What do you really enjoy about your work that you would like to share with others?
I am a big believer in the practical application of learning, so what I most enjoy about my work is seeing clients apply the principles and learnings that they experience. I love to see how we take complex issues and help make them more accessible to work with.
There is nothing more frustrating than sitting in a classroom, learning theory, then going back to the office and popping it into a drawer and not utilising it. My passion is to help people to become truly aware of their skills, potential impact, and opportunities and how they can work together with people to achieve great things.
I think that working on ourselves should be honest, vulnerable, and fun. I am therefore a stickler for making sure we don’t take ourselves too seriously and enjoy what we are working on to create that “sticky” learning that means we will go on and use it every day.
What has been your biggest learning experience in the past few years that has shaped the way you approach your work?
My biggest learning has been that there truly is space for so many different approaches and experiences. Leadership is not a qualification to be achieved, it is our mindset, behaviours, and actions that we display (or hide) that shows our true value as a leader. This is a joy to see in those I am working with as clients but also with other coaches, consultants, trainers, and of course, in myself as I grow and learn about myself too.. I believe the real value in a team is in its diversity and alternate views coming together. So often, people can find these differences difficult and challenging but this is, by its nature, one of the most valuable things to gain perspective. This is why I love to work with lots of different people and one of the reasons I joined the RISE Community.
What got you interested in this work, what continues to motivate you, and what do you wish you had known earlier?
After 16 wonderful years, I left Hertfordshire Police in 2013 to start my own business. I had the pleasure of experiencing many roles from Community Inspector to working with Prolific Offenders. This gave me a practical approach to working with people and solving issues internally, with communities, victims, and offenders. As an Inspector, I had a lot of opportunities to see the impact of people in teams and leadership roles. I trained as a coach whilst in the role and began to work with officers who wanted to develop their positive impact. I found that although they were great officers, the transition to leadership was not always an easy one and it was great to be able to help them slow down, get conscious of the wider issues, their own impact and start to design how they want to show up. This was a fascinating subject for me as I was seeing that being technically good at what you do does not necessarily make you a good leader. People need support to transition into these new roles. So, I decided to focus on how to provide this in my coaching practice.
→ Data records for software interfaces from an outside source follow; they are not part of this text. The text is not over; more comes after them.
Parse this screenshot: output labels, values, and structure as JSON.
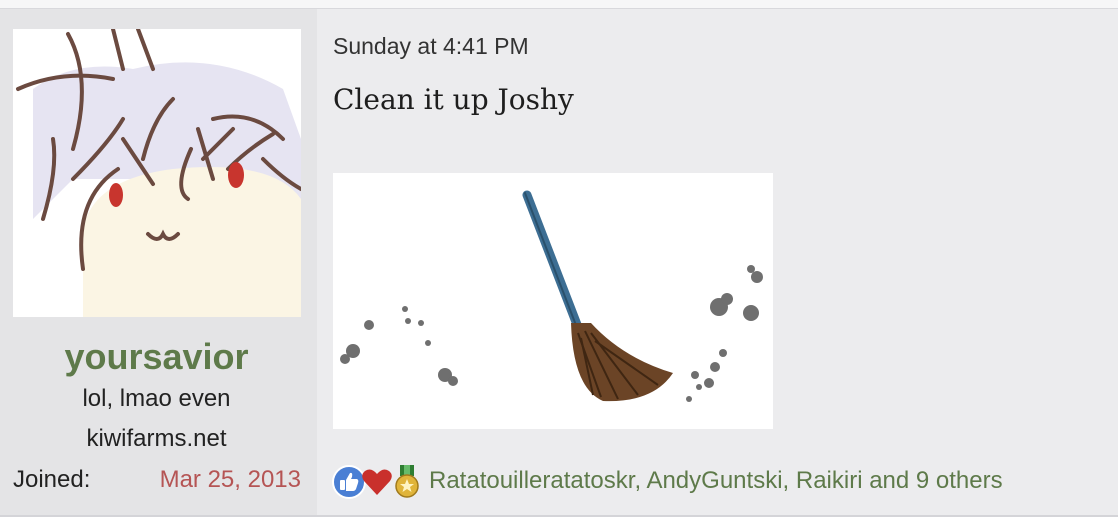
{
  "user": {
    "username": "yoursavior",
    "title": "lol, lmao even",
    "banner": "kiwifarms.net",
    "joined_label": "Joined:",
    "joined_date": "Mar 25, 2013",
    "avatar_icon": "chibi-character-avatar"
  },
  "post": {
    "timestamp": "Sunday at 4:41 PM",
    "message": "Clean it up Joshy",
    "image_icon": "broom-sweeping-image"
  },
  "reactions": {
    "icons": [
      "like-icon",
      "love-icon",
      "medal-icon"
    ],
    "users_text": "Ratatouilleratatoskr, AndyGuntski, Raikiri and 9 others"
  },
  "colors": {
    "username": "#5e7a4a",
    "joined_date": "#b55454",
    "reaction_users": "#5e7a4a",
    "post_background": "#ececee",
    "sidebar_background": "#e4e4e6"
  }
}
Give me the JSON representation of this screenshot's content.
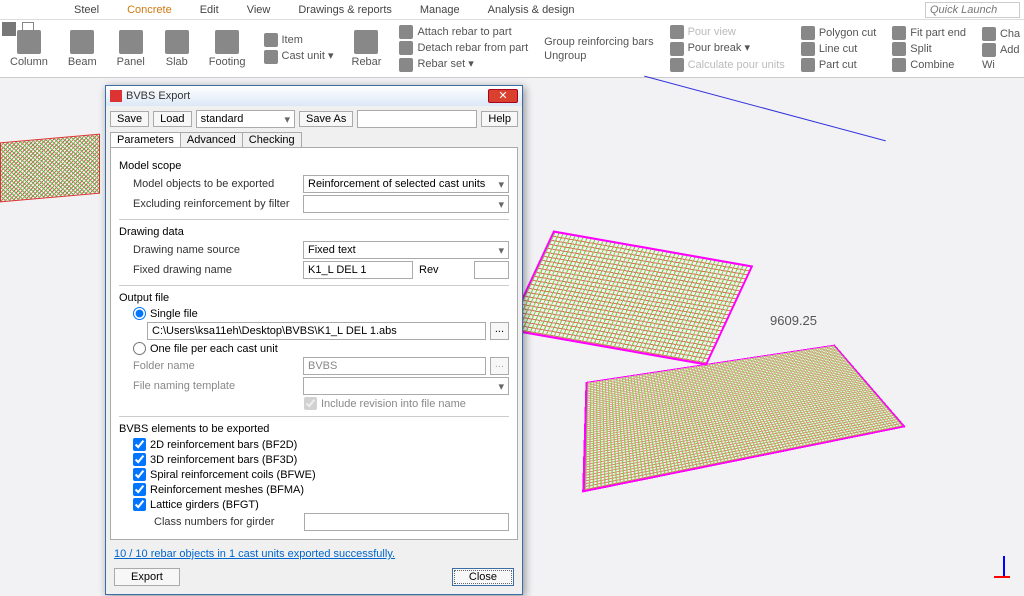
{
  "menu": [
    "Steel",
    "Concrete",
    "Edit",
    "View",
    "Drawings & reports",
    "Manage",
    "Analysis & design"
  ],
  "active_menu": "Concrete",
  "quick_launch_placeholder": "Quick Launch",
  "ribbon": {
    "big": [
      "Column",
      "Beam",
      "Panel",
      "Slab",
      "Footing"
    ],
    "cast": {
      "item": "Item",
      "cast_unit": "Cast unit"
    },
    "rebar_label": "Rebar",
    "rebar_group": [
      "Attach rebar to part",
      "Detach rebar from part",
      "Rebar set"
    ],
    "group_col": [
      "Group reinforcing bars",
      "Ungroup"
    ],
    "pour_col": [
      "Pour view",
      "Pour break",
      "Calculate pour units"
    ],
    "cut_col": [
      "Polygon cut",
      "Line cut",
      "Part cut"
    ],
    "fit_col": [
      "Fit part end",
      "Split",
      "Combine"
    ],
    "extra": [
      "Cha",
      "Add",
      "Wi"
    ]
  },
  "viewport": {
    "dim_label": "9609.25"
  },
  "dialog": {
    "title": "BVBS Export",
    "save": "Save",
    "load": "Load",
    "save_as": "Save As",
    "help": "Help",
    "preset": "standard",
    "tabs": [
      "Parameters",
      "Advanced",
      "Checking"
    ],
    "active_tab": "Parameters",
    "model_scope": "Model scope",
    "model_objects_label": "Model objects to be exported",
    "model_objects_value": "Reinforcement of selected cast units",
    "exclude_label": "Excluding reinforcement by filter",
    "drawing_data": "Drawing data",
    "drawing_src_label": "Drawing name source",
    "drawing_src_value": "Fixed text",
    "fixed_name_label": "Fixed drawing name",
    "fixed_name_value": "K1_L DEL 1",
    "rev_label": "Rev",
    "output_file": "Output file",
    "single_file": "Single file",
    "single_path": "C:\\Users\\ksa11eh\\Desktop\\BVBS\\K1_L DEL 1.abs",
    "one_per": "One file per each cast unit",
    "folder_label": "Folder name",
    "folder_value": "BVBS",
    "naming_label": "File naming template",
    "include_rev": "Include revision into file name",
    "elements_title": "BVBS elements to be exported",
    "elem1": "2D reinforcement bars (BF2D)",
    "elem2": "3D reinforcement bars (BF3D)",
    "elem3": "Spiral reinforcement coils (BFWE)",
    "elem4": "Reinforcement meshes (BFMA)",
    "elem5": "Lattice girders (BFGT)",
    "class_numbers": "Class numbers for girder",
    "status": "10 / 10 rebar objects in 1 cast units exported successfully.",
    "export": "Export",
    "close": "Close"
  }
}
I am continually blessed with seeing people grow and gain confidence in their skills and mindset and seeing teams perform better because those individuals can be a part of the team. This motivates me to continue with the mission to help people create the mindset and behaviours they need to be good leaders.
What do you find valuable about this RISE community? How can we continue to improve the way we bring consultants together?
The RISE community is so wonderfully diverse that I learn something every time I have the opportunity to work with anybody in the group. Because we are all independent and so different from one another, we can challenge our thinking and grow our ideas and respond to our clients’ needs in very different ways. The way in which RISE is so open to looking at things from many perspectives is fresh and invaluable to growth and all the RISE consultants benefit from being able to tap into that collective intelligence.